• [WHAT YOU SHOULD DO]:
The lines to return are those below that contain the word "所属城市".

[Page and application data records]
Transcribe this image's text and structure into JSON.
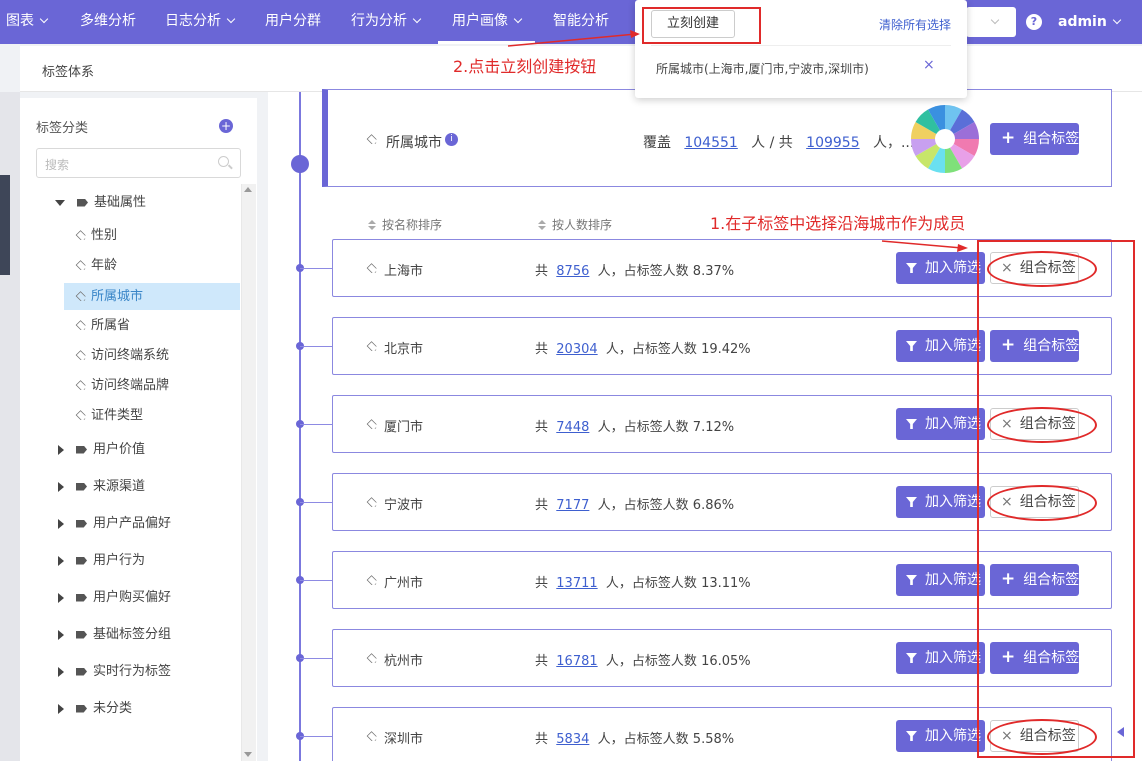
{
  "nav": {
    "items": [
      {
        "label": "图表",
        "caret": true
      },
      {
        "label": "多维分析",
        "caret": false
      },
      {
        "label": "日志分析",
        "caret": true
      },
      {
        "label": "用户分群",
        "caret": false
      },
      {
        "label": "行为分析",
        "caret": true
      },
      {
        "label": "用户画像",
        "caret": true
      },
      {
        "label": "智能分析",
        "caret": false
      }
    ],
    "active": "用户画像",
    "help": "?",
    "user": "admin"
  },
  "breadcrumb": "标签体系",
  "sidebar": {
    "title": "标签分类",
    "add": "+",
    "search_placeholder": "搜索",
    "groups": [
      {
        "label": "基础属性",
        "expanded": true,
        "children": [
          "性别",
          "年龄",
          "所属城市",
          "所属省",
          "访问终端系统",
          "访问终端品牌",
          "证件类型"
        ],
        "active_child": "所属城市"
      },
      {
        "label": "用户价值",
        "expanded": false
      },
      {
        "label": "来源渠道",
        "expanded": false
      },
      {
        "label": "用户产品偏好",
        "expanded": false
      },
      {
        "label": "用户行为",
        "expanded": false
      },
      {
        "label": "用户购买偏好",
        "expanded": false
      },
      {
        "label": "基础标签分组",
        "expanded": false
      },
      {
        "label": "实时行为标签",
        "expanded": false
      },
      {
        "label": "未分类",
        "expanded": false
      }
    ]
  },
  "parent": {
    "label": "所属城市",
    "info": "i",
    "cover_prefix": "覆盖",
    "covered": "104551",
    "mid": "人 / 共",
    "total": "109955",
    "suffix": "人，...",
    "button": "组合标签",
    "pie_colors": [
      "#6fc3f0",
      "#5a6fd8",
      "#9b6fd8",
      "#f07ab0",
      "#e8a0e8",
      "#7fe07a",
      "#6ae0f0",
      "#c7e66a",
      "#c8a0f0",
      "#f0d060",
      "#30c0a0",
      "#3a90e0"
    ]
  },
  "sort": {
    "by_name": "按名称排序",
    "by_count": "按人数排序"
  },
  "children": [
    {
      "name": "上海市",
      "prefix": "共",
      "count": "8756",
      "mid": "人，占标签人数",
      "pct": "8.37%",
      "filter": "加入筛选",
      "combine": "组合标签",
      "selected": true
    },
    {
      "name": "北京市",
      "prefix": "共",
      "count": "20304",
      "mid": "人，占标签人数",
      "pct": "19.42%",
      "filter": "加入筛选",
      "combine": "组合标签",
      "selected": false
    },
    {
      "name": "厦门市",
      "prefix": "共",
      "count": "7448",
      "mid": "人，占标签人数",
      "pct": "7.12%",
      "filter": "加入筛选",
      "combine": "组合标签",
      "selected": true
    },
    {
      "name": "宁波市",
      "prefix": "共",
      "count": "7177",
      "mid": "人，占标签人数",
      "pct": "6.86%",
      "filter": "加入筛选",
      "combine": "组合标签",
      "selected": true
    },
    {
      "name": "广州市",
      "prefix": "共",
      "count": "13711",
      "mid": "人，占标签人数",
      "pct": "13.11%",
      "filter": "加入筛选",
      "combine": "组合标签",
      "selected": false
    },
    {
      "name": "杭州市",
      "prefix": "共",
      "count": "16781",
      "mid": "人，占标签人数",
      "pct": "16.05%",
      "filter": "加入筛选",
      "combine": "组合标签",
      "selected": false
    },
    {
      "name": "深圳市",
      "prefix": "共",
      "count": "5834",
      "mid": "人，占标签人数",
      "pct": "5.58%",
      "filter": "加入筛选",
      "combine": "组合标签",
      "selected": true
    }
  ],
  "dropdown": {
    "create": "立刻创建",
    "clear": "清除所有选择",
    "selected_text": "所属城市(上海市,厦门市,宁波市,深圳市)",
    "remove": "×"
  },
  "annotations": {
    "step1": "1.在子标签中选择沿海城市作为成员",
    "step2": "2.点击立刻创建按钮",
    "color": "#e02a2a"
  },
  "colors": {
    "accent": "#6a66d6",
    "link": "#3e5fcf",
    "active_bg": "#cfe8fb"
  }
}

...

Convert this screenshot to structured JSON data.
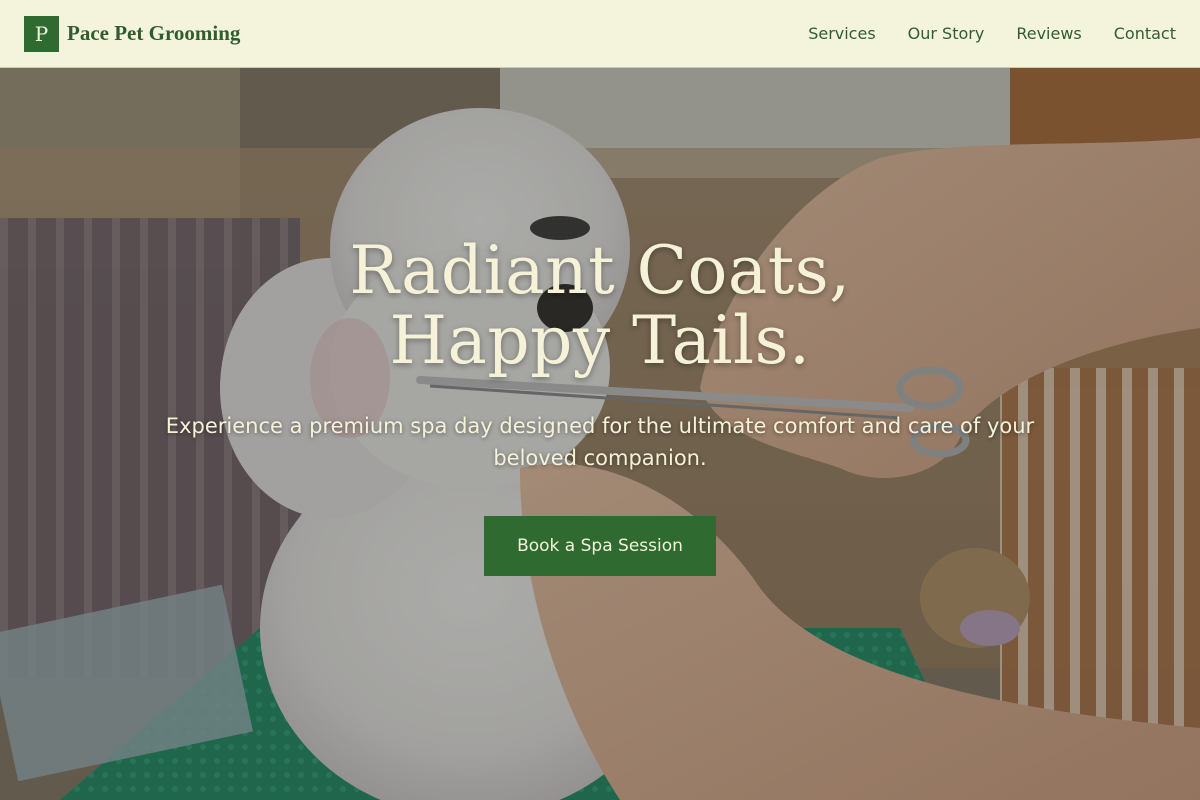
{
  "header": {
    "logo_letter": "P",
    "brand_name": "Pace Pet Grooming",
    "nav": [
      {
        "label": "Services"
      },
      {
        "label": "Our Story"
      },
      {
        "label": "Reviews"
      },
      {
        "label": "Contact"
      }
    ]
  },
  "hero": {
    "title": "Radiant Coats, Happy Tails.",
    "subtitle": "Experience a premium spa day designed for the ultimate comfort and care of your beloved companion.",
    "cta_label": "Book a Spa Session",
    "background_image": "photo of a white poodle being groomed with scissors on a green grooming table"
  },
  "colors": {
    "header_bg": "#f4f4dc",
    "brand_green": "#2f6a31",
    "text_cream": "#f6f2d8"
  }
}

• [RESPONSE TO THE TASK]:
          "所属城市",
        "active_child": "所属城市"
    "label": "所属城市",
    "selected_text": "所属城市(上海市,厦门市,宁波市,深圳市)",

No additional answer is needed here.